You will find links to further useful information below.
What managers need to do
In most cases the assessment will be straight forward. A risk assessment template and guidance on possible risks and control measures is provided below.
When the employee notifies you that she is pregnant, go through the assessment and guidance with her and agree what adjustments need to be made to her work and record it on the assessment. The assessment should be reviewed periodically throughout the pregnancy.
You also need to agree with the employee what facilities will be provided should she need to rest whilst at work. At the Colchester campus employees who have children at the Day Nursery can use Day Nursery facilities. There is also a temporary Parent & Baby room located on Level 3 of the Students Union

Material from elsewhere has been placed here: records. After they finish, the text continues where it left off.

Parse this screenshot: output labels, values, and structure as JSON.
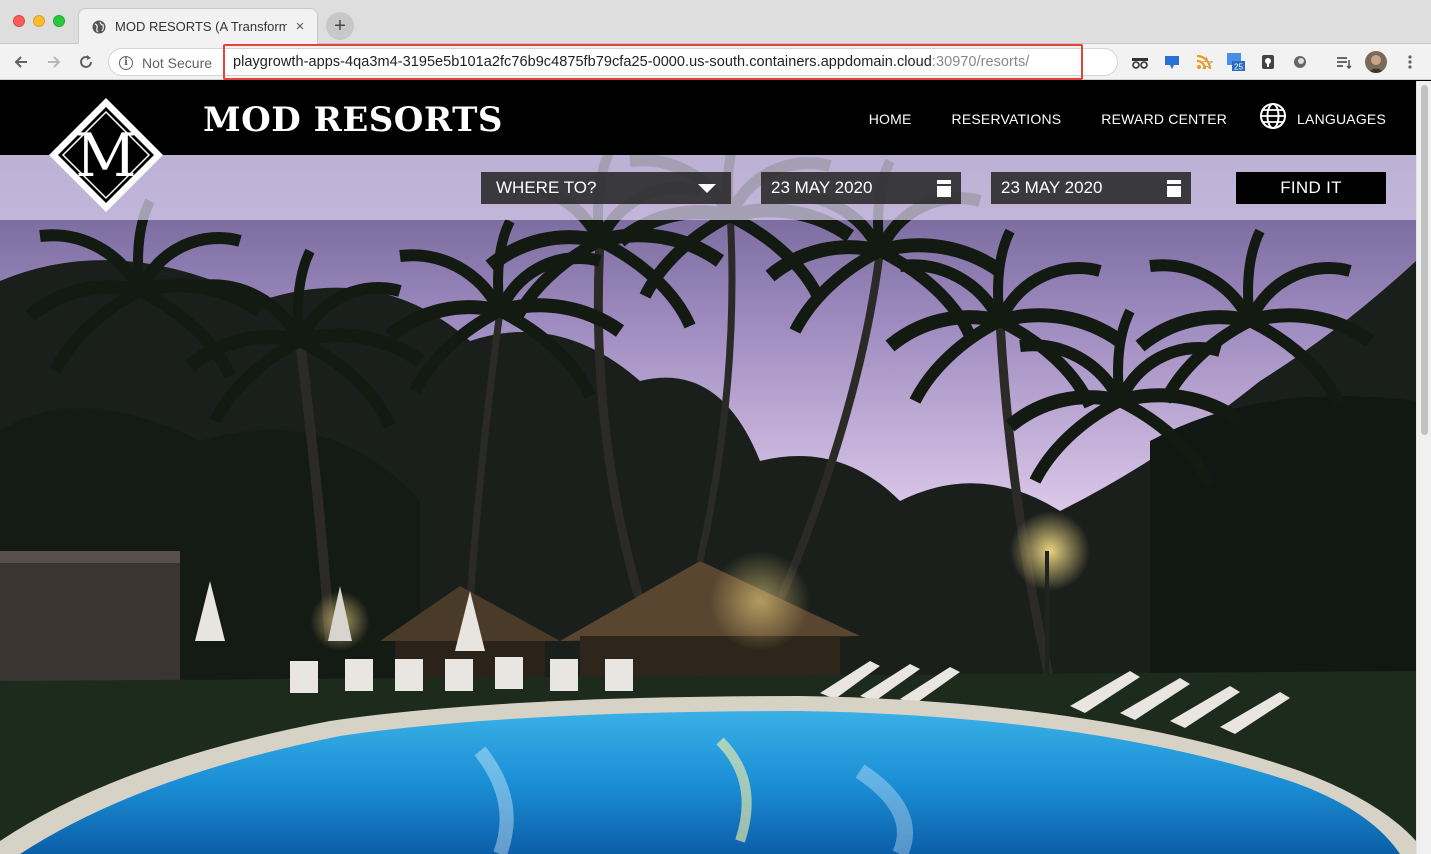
{
  "browser": {
    "tab": {
      "title": "MOD RESORTS (A Transformat",
      "close": "×"
    },
    "new_tab": "+",
    "security": "Not Secure",
    "url": {
      "host": "playgrowth-apps-4qa3m4-3195e5b101a2fc76b9c4875fb79cfa25-0000.us-south.containers.appdomain.cloud",
      "rest": ":30970/resorts/"
    },
    "extensions": [
      "incognito-mask-icon",
      "cast-icon",
      "rss-feed-icon",
      "calendar-badge-icon",
      "shield-icon",
      "circle-icon",
      "reading-list-icon",
      "profile-avatar"
    ],
    "calendar_badge": "25"
  },
  "site": {
    "brand": "MOD RESORTS",
    "logo_letter": "M",
    "nav": {
      "home": "HOME",
      "reservations": "RESERVATIONS",
      "reward_center": "REWARD CENTER",
      "languages": "LANGUAGES"
    },
    "search": {
      "destination": "WHERE TO?",
      "check_in": "23 MAY 2020",
      "check_out": "23 MAY 2020",
      "submit": "FIND IT"
    }
  },
  "colors": {
    "highlight_box": "#e3433a",
    "header_bg": "#000000",
    "search_band": "#dcd2f0"
  }
}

The assessment may also need to be reviewed if she returns from maternity leave or attends for Keeping in Touch days whilst she is still breastfeeding.
If you need help with the risk assessment, speak to your Human Resources Advisor (Tel 3433; e-mail staffing) or a Health and Safety Adviser (Tel 2944; e-mail safety).

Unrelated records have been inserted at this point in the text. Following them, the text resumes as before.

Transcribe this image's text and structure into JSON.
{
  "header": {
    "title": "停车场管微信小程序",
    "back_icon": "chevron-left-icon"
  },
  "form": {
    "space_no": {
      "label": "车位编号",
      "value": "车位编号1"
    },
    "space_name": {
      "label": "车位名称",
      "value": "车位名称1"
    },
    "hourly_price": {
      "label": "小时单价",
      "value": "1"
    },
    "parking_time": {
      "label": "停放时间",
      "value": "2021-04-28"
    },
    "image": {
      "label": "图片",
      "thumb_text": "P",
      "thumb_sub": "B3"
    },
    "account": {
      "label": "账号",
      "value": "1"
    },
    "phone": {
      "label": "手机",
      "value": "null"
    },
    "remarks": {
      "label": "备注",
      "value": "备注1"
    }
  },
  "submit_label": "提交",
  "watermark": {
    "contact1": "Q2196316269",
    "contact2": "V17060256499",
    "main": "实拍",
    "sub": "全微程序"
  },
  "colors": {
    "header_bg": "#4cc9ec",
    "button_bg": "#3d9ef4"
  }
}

What to do if you have specific health concerns about your pregnancy
Pregnancy is not an illness, however some expectant mothers may have underlying health conditions or may have been advised by their doctor of particular health concerns relating to their pregnancy.
In these circumstances you should either contact Occupational Health directly (Tel 2399; e-mail ohquery), or ask your manager to refer you. You should do this at the earliest opportunity, so that the University can take appropriate steps to safeguard you and your child. You will need to provide the Occupational Health Adviser with a copy of the risk assessment (if available), your job description, and details of any medical advice your doctor has provided (e.g. on either the Med 3 or MAT B1).

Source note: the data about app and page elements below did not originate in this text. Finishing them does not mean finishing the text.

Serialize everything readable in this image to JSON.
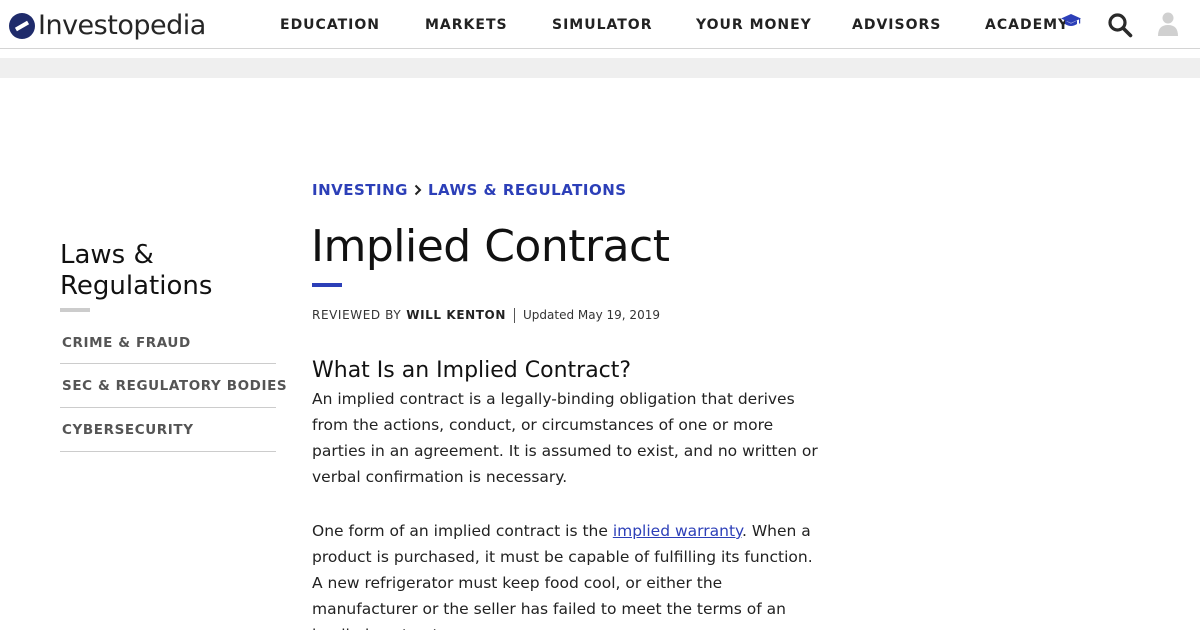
{
  "header": {
    "logo_text": "Investopedia",
    "nav": [
      {
        "label": "EDUCATION"
      },
      {
        "label": "MARKETS"
      },
      {
        "label": "SIMULATOR"
      },
      {
        "label": "YOUR MONEY"
      },
      {
        "label": "ADVISORS"
      },
      {
        "label": "ACADEMY"
      }
    ],
    "icons": [
      "graduation-cap-icon",
      "search-icon",
      "user-icon"
    ]
  },
  "sidebar": {
    "title": "Laws & Regulations",
    "items": [
      {
        "label": "CRIME & FRAUD"
      },
      {
        "label": "SEC & REGULATORY BODIES"
      },
      {
        "label": "CYBERSECURITY"
      }
    ]
  },
  "article": {
    "breadcrumb": [
      {
        "label": "INVESTING"
      },
      {
        "label": "LAWS & REGULATIONS"
      }
    ],
    "title": "Implied Contract",
    "reviewed_by_label": "REVIEWED BY",
    "reviewer": "WILL KENTON",
    "updated": "Updated May 19, 2019",
    "section_heading": "What Is an Implied Contract?",
    "paragraph_1": "An implied contract is a legally-binding obligation that derives from the actions, conduct, or circumstances of one or more parties in an agreement. It is assumed to exist, and no written or verbal confirmation is necessary.",
    "paragraph_2_before": "One form of an implied contract is the ",
    "paragraph_2_link": "implied warranty",
    "paragraph_2_after": ". When a product is purchased, it must be capable of fulfilling its function. A new refrigerator must keep food cool, or either the manufacturer or the seller has failed to meet the terms of an implied contract."
  },
  "colors": {
    "accent": "#2c3fb8",
    "logo_mark": "#1f2b6b",
    "ad_strip": "#efefef"
  }
}
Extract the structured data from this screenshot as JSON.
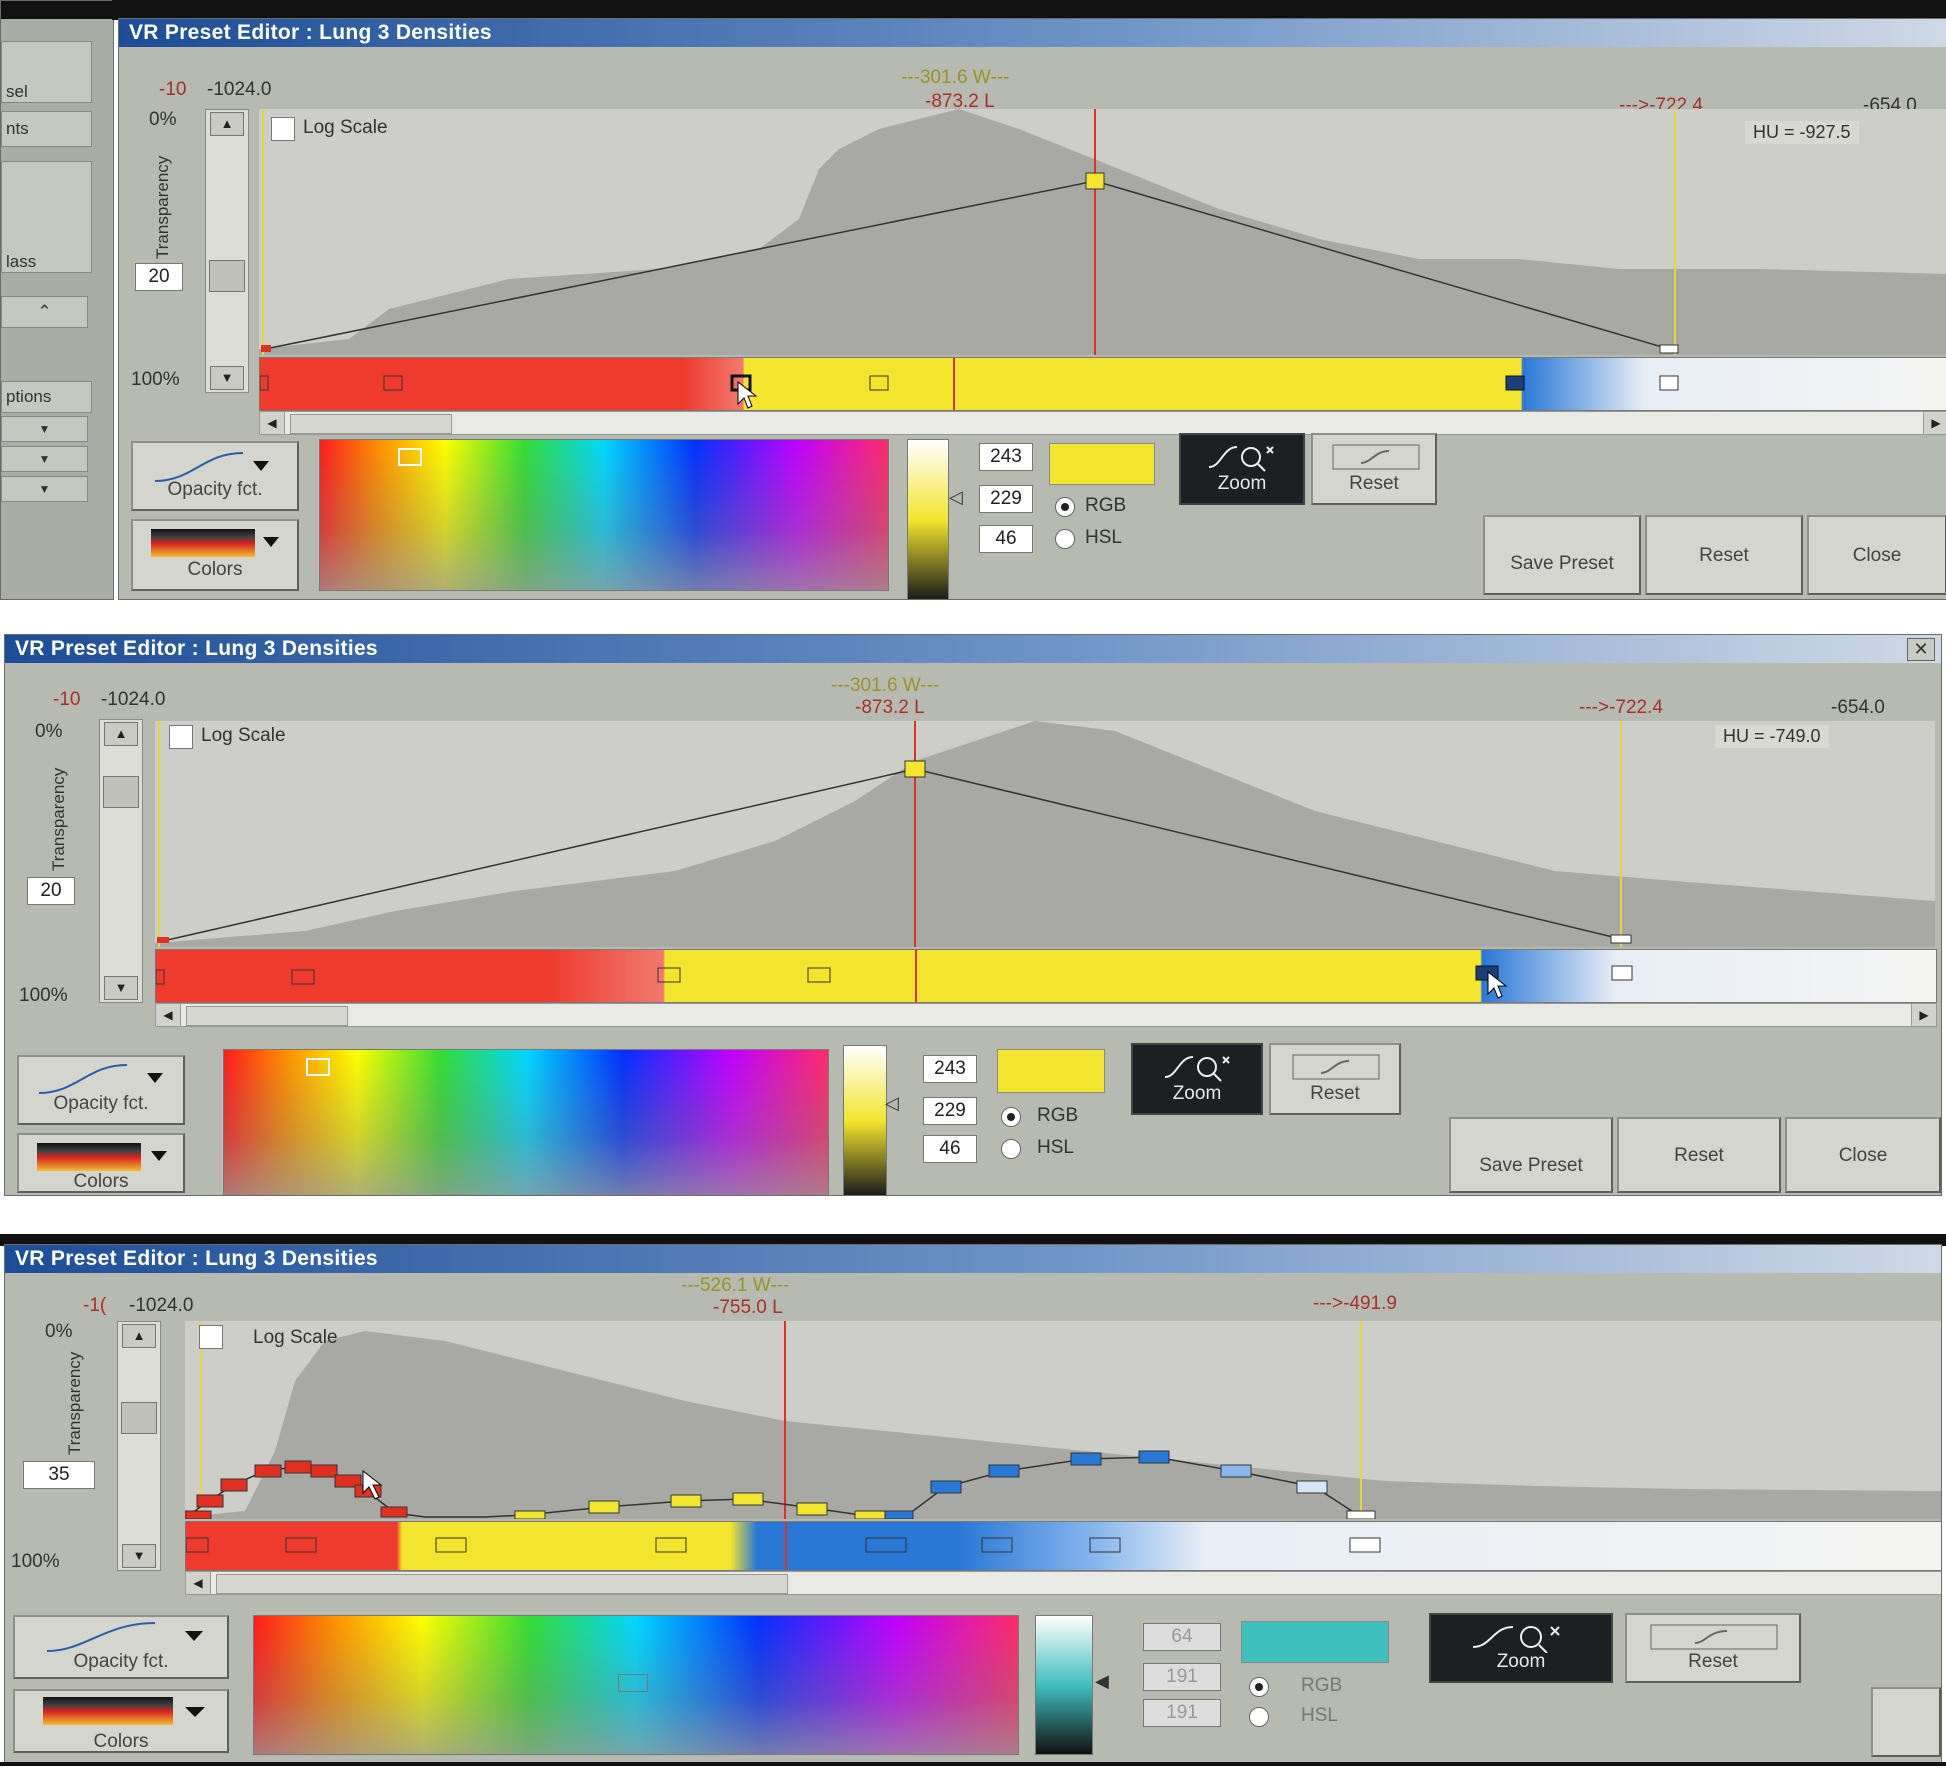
{
  "panels": [
    {
      "title": "VR Preset Editor : Lung 3 Densities",
      "left_value_prefix": "-10",
      "left_value": "-1024.0",
      "window_width": "---301.6 W---",
      "level": "-873.2 L",
      "right_marker": "--->-722.4",
      "right_value": "-654.0",
      "hu_readout": "HU = -927.5",
      "opacity_top": "0%",
      "opacity_bottom": "100%",
      "transparency_label": "Transparency",
      "transparency_value": "20",
      "log_scale": "Log Scale",
      "rgb": [
        "243",
        "229",
        "46"
      ],
      "swatch_color": "#f3e52e",
      "rgb_label": "RGB",
      "hsl_label": "HSL",
      "zoom_label": "Zoom",
      "reset_small_label": "Reset",
      "opacity_fct_label": "Opacity fct.",
      "colors_label": "Colors",
      "save_preset_label": "Save Preset",
      "reset_label": "Reset",
      "close_label": "Close",
      "sidebar": [
        "sel",
        "nts",
        "lass",
        "ptions"
      ]
    },
    {
      "title": "VR Preset Editor : Lung 3 Densities",
      "left_value_prefix": "-10",
      "left_value": "-1024.0",
      "window_width": "---301.6 W---",
      "level": "-873.2 L",
      "right_marker": "--->-722.4",
      "right_value": "-654.0",
      "hu_readout": "HU = -749.0",
      "opacity_top": "0%",
      "opacity_bottom": "100%",
      "transparency_label": "Transparency",
      "transparency_value": "20",
      "log_scale": "Log Scale",
      "rgb": [
        "243",
        "229",
        "46"
      ],
      "swatch_color": "#f3e52e",
      "rgb_label": "RGB",
      "hsl_label": "HSL",
      "zoom_label": "Zoom",
      "reset_small_label": "Reset",
      "opacity_fct_label": "Opacity fct.",
      "colors_label": "Colors",
      "save_preset_label": "Save Preset",
      "reset_label": "Reset",
      "close_label": "Close"
    },
    {
      "title": "VR Preset Editor : Lung 3 Densities",
      "left_value_prefix": "-1(",
      "left_value": "-1024.0",
      "window_width": "---526.1 W---",
      "level": "-755.0 L",
      "right_marker": "--->-491.9",
      "opacity_top": "0%",
      "opacity_bottom": "100%",
      "transparency_label": "Transparency",
      "transparency_value": "35",
      "log_scale": "Log Scale",
      "rgb": [
        "64",
        "191",
        "191"
      ],
      "swatch_color": "#40bfbf",
      "rgb_label": "RGB",
      "hsl_label": "HSL",
      "zoom_label": "Zoom",
      "reset_small_label": "Reset",
      "opacity_fct_label": "Opacity fct.",
      "colors_label": "Colors"
    }
  ],
  "colors": {
    "red": "#f03a2c",
    "yellow": "#f3e52e",
    "blue": "#2a78d6",
    "white": "#f4f4f2",
    "level_line": "#e03020",
    "window_line": "#e6d83a",
    "titlebar": "#1d4d97"
  }
}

You can also contact Occupational Health for advice if you have concerns about health risks associated with your work (for example because you work with radiation or substances that can harm an unborn child).
What to do if the risk cannot be controlled
In a few cases it may be necessary to significantly adjust an employees working conditions or hours, give her alternative work or to suspend her from work on full pay. If you think this may be necessary speak to your Human Resources Advisor (Tel 3433; Email staffing)
What about Students?
The University also has a duty of care to pregnant students. Risk assessments should also identify whether a teaching activity (for example certain laboratory work) would put a pregnant student at risk and the precautions needed for their protection. Student Support have specific guidance on risk assessment for pregnant students and can assist with the risk assessment process. Please refer to their website at:
- Rest facilities: Employees and students who have children at the Day Nursery can use Day Nursery facilities.
Parent and Baby room: There is a temporary Parent & Baby room located on Level 3 of the Students Union, this temporary facility contains a nursing chair with footstool, baby changing tray and a waste disposal bin. This room still provides access and facilities for disabled users and can be accessed via the lift inside the building or via the stairs. A key is required to access the Parent & Baby room, please contact the Information Desk on ext 3148 or patrol (@essex.ac.uk) to request access, alternatively you can arrange collection of the key from the information desk located on Square 4.
- The following Health and Safety Executive website contains general
health and safety information for pregnant workers and their employers:
- Maternity Leave Benefits (Human Resources)
- Maintain a good sitting posture by adjusting your workstation:
DSE and Pregnancy - adjusting your workstation
- HSE advice on working with Ionising Radiation for expectant and breastfeeding mothers
- HSE advice on infection risks to new and expectant mothers
- NHS / Faculty of Medicine / RCP advice on physical and shift work in pregnancy